So the best outcome of doing away with timesheet has been that I have much more time available to spend with my existing clients or new clients to discuss the work they require and when they require it by. I am also spending more quality time focused on the delivery of service and keeping the clients happy to remain clients or our firm. This is because I am not spending hours every week recording my time, reviewing work in progress reports, discussing performance on jobs with team members, agonising over invoices and having awkward conversations with clients.
I am sure that all of this applies to the team members as well.
The difficulties of not having time sheets are identifying things that timesheet otherwise made obvious—training needs, current work in progress, scope creep and indicating where there might be inefficiencies.

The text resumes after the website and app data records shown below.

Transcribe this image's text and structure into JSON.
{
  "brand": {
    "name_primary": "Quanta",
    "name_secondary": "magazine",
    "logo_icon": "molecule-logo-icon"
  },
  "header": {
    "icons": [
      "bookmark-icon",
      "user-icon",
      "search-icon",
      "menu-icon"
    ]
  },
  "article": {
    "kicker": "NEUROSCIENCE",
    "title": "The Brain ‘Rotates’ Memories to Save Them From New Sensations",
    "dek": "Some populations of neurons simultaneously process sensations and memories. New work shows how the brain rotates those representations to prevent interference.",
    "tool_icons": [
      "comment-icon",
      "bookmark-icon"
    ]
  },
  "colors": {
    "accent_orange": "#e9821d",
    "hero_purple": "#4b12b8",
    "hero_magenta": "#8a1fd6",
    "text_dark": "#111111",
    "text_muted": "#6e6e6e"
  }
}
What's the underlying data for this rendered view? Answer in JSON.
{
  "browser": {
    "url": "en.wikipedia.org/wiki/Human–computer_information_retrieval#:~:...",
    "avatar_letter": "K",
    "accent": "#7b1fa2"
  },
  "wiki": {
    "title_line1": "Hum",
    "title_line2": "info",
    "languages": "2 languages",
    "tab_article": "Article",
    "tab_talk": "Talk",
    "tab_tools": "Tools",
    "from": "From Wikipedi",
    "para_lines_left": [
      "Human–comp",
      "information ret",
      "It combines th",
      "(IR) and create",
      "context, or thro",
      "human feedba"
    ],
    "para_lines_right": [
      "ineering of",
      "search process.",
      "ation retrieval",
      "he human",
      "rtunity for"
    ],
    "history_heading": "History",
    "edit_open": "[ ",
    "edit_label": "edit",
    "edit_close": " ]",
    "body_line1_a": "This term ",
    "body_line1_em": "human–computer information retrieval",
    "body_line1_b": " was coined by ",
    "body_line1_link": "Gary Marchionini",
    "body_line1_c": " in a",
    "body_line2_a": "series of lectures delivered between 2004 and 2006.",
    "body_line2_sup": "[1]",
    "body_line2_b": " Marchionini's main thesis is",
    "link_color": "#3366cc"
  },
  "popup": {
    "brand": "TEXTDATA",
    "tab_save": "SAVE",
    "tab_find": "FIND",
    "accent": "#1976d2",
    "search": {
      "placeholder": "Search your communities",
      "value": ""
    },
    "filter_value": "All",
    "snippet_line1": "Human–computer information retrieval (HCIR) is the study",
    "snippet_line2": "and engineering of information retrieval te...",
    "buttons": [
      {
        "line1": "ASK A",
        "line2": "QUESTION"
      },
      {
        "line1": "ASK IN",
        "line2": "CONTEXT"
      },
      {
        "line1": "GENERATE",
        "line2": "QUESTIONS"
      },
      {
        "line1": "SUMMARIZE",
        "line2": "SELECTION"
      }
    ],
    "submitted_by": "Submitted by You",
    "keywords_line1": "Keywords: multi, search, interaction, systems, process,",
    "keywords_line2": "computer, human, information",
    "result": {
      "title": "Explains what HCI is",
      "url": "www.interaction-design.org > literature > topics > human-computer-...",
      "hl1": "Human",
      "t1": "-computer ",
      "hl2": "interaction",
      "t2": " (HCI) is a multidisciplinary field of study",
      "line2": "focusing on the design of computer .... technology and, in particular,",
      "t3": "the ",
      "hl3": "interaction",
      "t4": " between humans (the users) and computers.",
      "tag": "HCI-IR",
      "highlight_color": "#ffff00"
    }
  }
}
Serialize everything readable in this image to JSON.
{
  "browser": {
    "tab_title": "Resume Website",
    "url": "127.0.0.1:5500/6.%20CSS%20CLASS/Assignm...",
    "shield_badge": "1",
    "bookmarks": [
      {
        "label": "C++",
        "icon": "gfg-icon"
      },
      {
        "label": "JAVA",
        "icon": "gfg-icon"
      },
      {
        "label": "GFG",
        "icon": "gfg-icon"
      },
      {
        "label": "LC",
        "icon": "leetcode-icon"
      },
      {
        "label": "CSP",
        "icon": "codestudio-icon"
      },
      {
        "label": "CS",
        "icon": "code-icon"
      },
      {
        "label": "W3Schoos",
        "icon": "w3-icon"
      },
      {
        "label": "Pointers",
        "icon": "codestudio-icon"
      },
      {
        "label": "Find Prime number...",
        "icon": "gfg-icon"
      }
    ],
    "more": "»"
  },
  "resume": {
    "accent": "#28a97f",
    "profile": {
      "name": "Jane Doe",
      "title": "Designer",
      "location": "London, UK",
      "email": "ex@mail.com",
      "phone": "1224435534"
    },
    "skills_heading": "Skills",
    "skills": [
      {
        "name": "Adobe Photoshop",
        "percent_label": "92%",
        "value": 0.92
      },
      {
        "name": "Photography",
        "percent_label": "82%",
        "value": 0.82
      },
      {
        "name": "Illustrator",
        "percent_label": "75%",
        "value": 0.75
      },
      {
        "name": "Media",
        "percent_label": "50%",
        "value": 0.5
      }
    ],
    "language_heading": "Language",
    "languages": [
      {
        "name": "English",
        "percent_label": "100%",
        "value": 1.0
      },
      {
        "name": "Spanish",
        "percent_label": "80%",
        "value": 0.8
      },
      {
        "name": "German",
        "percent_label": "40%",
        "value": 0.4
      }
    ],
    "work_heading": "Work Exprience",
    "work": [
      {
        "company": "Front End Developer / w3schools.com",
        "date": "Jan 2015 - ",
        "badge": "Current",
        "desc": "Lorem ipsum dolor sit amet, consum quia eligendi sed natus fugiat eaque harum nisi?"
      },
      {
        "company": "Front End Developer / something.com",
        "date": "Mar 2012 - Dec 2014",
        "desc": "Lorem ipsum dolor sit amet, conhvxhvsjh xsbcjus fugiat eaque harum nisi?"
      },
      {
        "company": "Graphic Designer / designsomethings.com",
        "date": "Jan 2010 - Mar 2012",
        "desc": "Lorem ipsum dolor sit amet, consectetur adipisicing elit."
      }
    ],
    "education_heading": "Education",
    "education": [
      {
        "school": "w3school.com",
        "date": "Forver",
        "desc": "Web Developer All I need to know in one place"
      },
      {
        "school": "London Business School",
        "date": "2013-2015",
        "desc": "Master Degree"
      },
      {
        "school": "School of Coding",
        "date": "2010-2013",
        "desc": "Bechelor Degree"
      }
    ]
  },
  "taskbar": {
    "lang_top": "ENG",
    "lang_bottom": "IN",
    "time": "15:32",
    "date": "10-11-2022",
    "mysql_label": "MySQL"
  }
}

Which is why we advocate excellent project management skills, After (and Before) Action Reviews, and Key Predictive Indicators.
In any event, Integrity has made fantastic progress. It’s obvious to us that environments without timesheet are far more effective at servicing customers. It also makes for happier team members, and what’s wrong with that?
After I posted this, Michael sent me another email with another critically important point regarding Value Pricing: Its effect on customers:
Ron, a couple of points I meant to add and if you can add to the article if you’d like:
- Since quoting prices upfront, we have not had one complaint about prices. Not one, in 18 months. Previously probably at least one per month.
- On the occassions we have written to clients regarding scope creep, on every occassion they have written back with acceptance, no objections.
Ron, thank you for listening to us and for your help. I hope our contributions continue to spread the message—the profession, and more imprtantly their clients, need this change.
Thank you Michael; looks like happier team members and customers!